It’s no secret that as we get older the world and everything in it will try to strip us of our freedom. The necessity of working and earning, raising a family and being responsible, these tasks require an effort that before was perhaps channelled into other areas of our lives. I look at myself now and I’m proud of what I’ve achieved, but I’m not proud that I have somewhat succumb to societies idealism of perfection. That I have abandoned a portion of my identity to try to comply with unrealistic beauty standards that don’t reflect nor compliment my personality. But it’s so hard to dress in baggy dresses and turtlenecks, tied t shirts and cropped jeans, ‘unflattering’ cuts that don’t highlight your bum when all around you are girls whose bodies make your eyes water. I want to be feminine while simultaneously dress like a boy and be accepted for it.
Patti Smith sets the scene of a messy wonderland of Alice’s and Mad Hatters. She underlines what I love about past generations, the hippy movement and the freedom of expression. She reinstates what I had forgotten about the importance of art, the unimportance of money and material wealth and most perfectly through honest prose, her life with photographer Robert Mapplethorpe.
I loved the love between them. The length of it, the weight of it and the pure, unquestioned strength and awareness of it. As someone who personally feels the stars align to help push us in the right direction, stories such as that of these two just reaffirm my faith in divine intervention. It’s slow burning and it warms you to the core as you grow with the characters, some familiar and some not. You meet them at their weakest, tiny, featherless birds, blind and waiting for food in the nest and you watch the blossom into the people they were supposed to become. But throughout the story and the lives of these artists the consistency of love between Patti and Robert is concrete, despite the art, the drugs and the appearance and loss of other people.
Two human beings who understood that throughout it all, the success and the failure, the change in sexual direction, the discovery of themselves through trial and error and through an undying love of art- that they needed to be near each other. That despite separating from a romantic relationship the soul connection they both shared rose above the petty qualms of jealousy or resentment and remained a thing of beauty and solidarity. I am so thankful I stumbled across this pile of pages and I wept like a child when it finished.
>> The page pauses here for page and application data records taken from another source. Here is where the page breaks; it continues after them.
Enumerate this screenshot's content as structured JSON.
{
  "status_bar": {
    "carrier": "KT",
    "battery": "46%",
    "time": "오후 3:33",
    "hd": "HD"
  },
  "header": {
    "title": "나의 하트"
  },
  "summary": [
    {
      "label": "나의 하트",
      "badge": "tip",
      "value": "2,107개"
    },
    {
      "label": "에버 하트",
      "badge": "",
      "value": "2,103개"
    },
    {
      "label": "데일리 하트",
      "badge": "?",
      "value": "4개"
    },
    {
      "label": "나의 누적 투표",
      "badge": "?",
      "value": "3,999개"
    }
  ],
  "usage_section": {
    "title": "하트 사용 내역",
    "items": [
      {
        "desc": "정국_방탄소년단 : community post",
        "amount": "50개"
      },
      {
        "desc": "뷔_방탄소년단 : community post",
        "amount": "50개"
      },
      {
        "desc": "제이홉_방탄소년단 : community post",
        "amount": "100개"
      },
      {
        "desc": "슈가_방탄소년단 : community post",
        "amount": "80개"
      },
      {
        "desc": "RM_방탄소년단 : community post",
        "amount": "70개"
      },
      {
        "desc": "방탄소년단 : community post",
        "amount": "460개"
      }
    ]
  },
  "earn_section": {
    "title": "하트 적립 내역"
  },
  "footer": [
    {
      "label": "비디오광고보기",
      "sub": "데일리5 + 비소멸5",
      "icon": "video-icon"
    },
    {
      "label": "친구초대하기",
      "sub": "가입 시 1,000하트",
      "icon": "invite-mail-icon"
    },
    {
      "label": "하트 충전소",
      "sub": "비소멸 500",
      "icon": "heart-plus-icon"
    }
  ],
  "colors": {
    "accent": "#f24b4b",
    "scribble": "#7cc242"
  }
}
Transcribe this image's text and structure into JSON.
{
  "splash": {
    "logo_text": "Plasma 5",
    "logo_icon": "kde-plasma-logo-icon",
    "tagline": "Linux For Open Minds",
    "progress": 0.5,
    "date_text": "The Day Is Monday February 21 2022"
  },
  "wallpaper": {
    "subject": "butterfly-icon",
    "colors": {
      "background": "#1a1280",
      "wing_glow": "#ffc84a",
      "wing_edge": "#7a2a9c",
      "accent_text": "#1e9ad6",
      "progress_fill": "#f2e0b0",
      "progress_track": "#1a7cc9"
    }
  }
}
It’s so important that we hear the stories that others share with us. That we take the time to listen and appreciate the intricate webbing of memories and events that build a life, that we try our best to immerse ourselves in the creativity of others even if it doesn’t mirror our own. It’s imperative that we shift superficial desires to one side, even for a day, to allow room for deeper pursuits. To allow creativity to bleed through. Because when we’re old and the beauty has faded, when our joints don’t support our gym addiction and we’ve dieted ourselves dry, the only things that remain will be the photo’s we’ve taken of the people we love, the drawings we’ve drawn, the books we’ve read and the stories we’ve created.
Ask yourself what really matters and go after it with everything you’ve got.